Treating Patients with Addictions with the Respect and Honor they Deserve

addiction treatmentSo many of my patients come to me with my business card in hand. The card is very worn and old, frayed at the corners and dirty. I ask them how long they have had it and they will often respond: “Ive had your card for 6 months, just never had the courage to call you and get in”. When I ask why they usually tell me that they have been to many other doctors and have been treated very poorly simply for having addictions. They are treated with suspicion and often kicked out of the practice as soon as the doctor becomes aware of their addiction.

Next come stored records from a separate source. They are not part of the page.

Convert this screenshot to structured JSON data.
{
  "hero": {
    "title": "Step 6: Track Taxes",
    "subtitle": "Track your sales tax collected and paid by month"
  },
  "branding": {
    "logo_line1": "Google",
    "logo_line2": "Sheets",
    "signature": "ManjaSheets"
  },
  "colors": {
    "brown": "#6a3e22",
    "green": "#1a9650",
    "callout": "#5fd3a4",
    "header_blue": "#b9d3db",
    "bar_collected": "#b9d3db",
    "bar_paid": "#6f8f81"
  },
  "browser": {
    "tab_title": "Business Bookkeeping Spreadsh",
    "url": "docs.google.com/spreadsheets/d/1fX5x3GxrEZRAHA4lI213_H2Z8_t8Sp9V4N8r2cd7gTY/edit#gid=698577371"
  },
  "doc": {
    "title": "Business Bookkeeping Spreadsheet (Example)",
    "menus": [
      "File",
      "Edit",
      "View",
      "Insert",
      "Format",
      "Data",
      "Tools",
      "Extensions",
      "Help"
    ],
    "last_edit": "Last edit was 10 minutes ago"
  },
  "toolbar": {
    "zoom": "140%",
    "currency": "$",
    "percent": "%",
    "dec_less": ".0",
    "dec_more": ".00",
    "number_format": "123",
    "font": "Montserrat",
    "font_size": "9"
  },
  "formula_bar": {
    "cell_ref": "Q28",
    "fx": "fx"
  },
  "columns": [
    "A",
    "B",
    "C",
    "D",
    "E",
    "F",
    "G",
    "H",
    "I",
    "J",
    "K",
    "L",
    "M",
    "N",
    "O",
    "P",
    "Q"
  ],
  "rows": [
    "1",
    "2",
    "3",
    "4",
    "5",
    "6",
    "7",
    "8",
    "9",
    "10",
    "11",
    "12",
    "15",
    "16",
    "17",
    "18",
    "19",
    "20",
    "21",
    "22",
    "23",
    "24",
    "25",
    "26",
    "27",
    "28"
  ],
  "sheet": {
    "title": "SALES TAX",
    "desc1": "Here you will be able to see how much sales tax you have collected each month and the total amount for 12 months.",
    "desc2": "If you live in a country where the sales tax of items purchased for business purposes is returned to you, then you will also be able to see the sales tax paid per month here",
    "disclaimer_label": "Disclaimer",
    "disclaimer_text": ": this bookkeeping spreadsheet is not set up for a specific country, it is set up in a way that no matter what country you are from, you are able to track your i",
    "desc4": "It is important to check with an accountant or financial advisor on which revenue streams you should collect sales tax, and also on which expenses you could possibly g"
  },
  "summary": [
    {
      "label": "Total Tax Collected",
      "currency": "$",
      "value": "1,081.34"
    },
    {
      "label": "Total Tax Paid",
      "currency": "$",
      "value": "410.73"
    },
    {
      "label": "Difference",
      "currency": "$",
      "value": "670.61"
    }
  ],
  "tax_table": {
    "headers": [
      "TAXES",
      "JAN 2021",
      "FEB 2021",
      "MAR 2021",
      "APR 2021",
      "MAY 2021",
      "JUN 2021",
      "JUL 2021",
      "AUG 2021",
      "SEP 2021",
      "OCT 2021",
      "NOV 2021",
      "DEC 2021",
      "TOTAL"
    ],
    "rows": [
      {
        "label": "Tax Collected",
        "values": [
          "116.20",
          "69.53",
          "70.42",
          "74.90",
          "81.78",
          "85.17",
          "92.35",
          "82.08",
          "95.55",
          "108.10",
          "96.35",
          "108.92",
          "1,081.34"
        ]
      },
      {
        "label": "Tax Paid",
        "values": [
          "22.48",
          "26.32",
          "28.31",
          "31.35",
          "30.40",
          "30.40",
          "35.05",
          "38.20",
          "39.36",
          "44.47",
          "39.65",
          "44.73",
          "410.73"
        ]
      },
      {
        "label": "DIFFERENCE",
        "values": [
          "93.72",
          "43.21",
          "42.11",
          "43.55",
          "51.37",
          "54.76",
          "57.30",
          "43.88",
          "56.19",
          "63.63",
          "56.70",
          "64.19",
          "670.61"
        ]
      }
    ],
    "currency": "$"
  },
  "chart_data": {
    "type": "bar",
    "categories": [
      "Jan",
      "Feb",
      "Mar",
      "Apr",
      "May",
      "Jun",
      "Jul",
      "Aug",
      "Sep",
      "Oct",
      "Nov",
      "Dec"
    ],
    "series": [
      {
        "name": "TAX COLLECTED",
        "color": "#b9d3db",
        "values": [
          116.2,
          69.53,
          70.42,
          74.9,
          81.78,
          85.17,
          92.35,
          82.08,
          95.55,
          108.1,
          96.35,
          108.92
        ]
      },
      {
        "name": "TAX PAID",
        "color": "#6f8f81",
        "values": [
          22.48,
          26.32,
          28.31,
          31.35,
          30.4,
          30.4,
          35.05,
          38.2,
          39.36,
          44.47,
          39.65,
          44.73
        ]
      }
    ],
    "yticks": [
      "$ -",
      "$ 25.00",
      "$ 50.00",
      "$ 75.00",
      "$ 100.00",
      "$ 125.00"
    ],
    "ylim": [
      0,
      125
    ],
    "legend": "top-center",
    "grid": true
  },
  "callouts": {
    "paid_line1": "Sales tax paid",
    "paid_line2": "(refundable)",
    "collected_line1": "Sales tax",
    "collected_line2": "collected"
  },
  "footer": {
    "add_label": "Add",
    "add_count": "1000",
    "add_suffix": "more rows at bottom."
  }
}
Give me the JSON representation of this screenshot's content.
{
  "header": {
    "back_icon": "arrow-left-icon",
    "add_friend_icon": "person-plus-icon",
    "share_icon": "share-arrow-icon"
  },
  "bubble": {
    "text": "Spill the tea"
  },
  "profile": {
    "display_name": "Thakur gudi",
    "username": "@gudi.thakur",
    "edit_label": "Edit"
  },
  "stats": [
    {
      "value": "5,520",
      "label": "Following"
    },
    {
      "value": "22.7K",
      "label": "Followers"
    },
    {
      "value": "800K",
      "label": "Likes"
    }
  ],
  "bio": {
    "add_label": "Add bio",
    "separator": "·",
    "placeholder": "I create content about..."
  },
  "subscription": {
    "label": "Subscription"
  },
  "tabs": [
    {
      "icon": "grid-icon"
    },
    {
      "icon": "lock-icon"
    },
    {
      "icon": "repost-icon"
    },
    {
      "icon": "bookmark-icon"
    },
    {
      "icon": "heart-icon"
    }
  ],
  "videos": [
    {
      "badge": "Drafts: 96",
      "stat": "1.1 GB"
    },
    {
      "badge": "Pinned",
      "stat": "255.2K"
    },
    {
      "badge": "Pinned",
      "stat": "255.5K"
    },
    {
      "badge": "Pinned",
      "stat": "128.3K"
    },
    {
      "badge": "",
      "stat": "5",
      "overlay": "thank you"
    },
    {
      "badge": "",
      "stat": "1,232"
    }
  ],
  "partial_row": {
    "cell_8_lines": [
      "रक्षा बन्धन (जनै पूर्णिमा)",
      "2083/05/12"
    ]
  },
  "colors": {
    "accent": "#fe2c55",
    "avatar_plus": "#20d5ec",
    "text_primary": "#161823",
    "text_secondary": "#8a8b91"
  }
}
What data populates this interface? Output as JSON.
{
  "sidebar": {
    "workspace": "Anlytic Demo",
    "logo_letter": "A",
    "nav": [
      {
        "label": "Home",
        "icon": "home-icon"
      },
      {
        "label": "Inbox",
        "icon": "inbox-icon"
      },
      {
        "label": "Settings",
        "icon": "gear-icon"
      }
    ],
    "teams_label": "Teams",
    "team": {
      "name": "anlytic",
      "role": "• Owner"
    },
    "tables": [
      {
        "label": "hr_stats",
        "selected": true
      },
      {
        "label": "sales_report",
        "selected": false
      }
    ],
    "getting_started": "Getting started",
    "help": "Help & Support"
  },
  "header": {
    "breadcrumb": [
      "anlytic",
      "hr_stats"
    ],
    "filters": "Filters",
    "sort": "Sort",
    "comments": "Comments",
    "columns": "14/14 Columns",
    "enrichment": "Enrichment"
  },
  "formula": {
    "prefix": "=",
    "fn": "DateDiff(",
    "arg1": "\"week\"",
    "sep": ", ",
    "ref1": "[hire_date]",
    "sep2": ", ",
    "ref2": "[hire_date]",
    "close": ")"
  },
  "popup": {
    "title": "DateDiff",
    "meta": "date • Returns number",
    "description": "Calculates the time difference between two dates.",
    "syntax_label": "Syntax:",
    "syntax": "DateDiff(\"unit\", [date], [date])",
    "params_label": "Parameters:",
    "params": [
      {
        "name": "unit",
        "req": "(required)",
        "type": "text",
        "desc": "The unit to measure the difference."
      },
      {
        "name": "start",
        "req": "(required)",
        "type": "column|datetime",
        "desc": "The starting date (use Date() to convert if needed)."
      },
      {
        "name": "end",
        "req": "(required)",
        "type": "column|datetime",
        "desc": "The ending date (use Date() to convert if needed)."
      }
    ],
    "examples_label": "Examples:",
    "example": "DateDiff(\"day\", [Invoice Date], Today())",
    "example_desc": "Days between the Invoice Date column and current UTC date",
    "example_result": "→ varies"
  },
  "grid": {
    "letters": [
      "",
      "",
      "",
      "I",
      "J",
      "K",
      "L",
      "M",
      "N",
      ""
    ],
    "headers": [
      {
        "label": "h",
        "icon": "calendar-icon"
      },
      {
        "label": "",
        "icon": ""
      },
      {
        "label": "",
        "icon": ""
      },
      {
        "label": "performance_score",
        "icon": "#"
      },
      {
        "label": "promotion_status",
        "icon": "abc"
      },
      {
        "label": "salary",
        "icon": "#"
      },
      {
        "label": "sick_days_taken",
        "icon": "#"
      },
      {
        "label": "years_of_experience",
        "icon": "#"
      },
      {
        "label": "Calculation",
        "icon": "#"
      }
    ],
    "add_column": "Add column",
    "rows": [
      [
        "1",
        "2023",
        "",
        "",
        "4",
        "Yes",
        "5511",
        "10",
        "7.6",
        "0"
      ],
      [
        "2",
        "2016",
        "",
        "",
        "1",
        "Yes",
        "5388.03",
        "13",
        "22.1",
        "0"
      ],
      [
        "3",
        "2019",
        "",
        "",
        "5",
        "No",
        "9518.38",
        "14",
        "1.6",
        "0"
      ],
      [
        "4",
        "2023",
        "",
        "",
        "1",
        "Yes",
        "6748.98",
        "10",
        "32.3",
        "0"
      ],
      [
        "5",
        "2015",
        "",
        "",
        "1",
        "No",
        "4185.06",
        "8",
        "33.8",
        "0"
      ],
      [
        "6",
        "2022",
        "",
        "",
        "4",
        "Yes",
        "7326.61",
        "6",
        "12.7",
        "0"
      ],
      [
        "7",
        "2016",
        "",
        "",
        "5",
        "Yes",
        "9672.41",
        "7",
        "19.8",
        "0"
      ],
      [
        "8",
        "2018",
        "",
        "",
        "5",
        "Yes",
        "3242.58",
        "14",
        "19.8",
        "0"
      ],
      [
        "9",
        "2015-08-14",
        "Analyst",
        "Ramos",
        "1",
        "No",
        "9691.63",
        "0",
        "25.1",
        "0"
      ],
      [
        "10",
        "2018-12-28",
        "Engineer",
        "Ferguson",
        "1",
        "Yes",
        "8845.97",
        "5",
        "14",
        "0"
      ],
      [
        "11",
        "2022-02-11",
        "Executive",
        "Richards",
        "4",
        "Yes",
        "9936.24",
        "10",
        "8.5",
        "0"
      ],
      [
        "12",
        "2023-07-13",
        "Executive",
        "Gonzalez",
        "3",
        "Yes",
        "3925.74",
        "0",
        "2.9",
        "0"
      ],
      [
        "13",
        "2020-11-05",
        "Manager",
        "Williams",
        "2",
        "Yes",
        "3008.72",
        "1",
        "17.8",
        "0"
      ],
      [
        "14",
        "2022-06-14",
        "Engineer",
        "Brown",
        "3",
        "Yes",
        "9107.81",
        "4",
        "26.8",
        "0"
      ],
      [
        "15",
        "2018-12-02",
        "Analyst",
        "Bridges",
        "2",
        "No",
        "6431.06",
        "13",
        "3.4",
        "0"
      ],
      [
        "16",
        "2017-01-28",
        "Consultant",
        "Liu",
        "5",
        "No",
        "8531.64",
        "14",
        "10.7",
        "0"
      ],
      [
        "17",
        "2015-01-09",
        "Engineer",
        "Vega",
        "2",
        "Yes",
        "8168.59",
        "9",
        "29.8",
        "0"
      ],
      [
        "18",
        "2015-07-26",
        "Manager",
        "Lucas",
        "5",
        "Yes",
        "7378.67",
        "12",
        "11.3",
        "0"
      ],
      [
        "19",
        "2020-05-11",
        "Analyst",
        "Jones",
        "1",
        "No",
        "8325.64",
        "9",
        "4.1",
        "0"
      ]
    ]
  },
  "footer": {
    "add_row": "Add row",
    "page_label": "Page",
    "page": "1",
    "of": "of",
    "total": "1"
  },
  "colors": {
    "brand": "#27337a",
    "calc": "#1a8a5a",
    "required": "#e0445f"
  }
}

As a medical community we have often “created” these addictions in patients by over prescribing pain killers and tranquilizers and then we treat them like lepers when they become addicted to the very medications they were prescribed. So many patients will tell me that their addictions really started as a simple problem like an ankle sprain and when they were prescribed long durations of pain killers realized that these medications also helped them with their anxiety and life stressors. They initially thought taking a few here and there just for very stressful times wouldnt hurt but then when they became tolerant and dependent they then realized that they had become addicted and couldnt stop. What follows is usually a feeling of shame and guilt that they got themselves into this predicament in the first place and then avoid seeking medical care because of the shame.

Why do we treat patients with addictions so poorly? Do we chastise, shame and berate patients who become obese from eating too many cheeseburgers because of their stress? Do we chastise, shame and berate patients that become diabetics simply because they stress eat their way into diabetes from too many oreos? Do we berate diabetics when they relapse with ice cream once in a while? Do we kick out a patient who comes to us and admits to eating 3 cheeseburgers / week while on cholesterol medications??

Are we really so ignorant and naive to believe that patients with diseases of the brain (only the most important organ in the body) are somehow not deserving of respectful care while patients with diseases of the pancreas and liver deserve better care?? Why is there absolutely no training in medical schools about the disease of the brain called addiction? I became fully board certified in a specialty by the American Society of Addiction Medicine (ASAM) thru 10 years of SELF-training, patient experiences and self directed learning. ASAM is truly the only entity that understands addiction. Addiction medicine became fully recognized as its own specialty just this year, 2017 !!! How is it that we fully recognize all diseases of the body except the really serious ones that affect the “hard drive” of the body??? We’ve come a very long way in recognizing addiction as a true disease.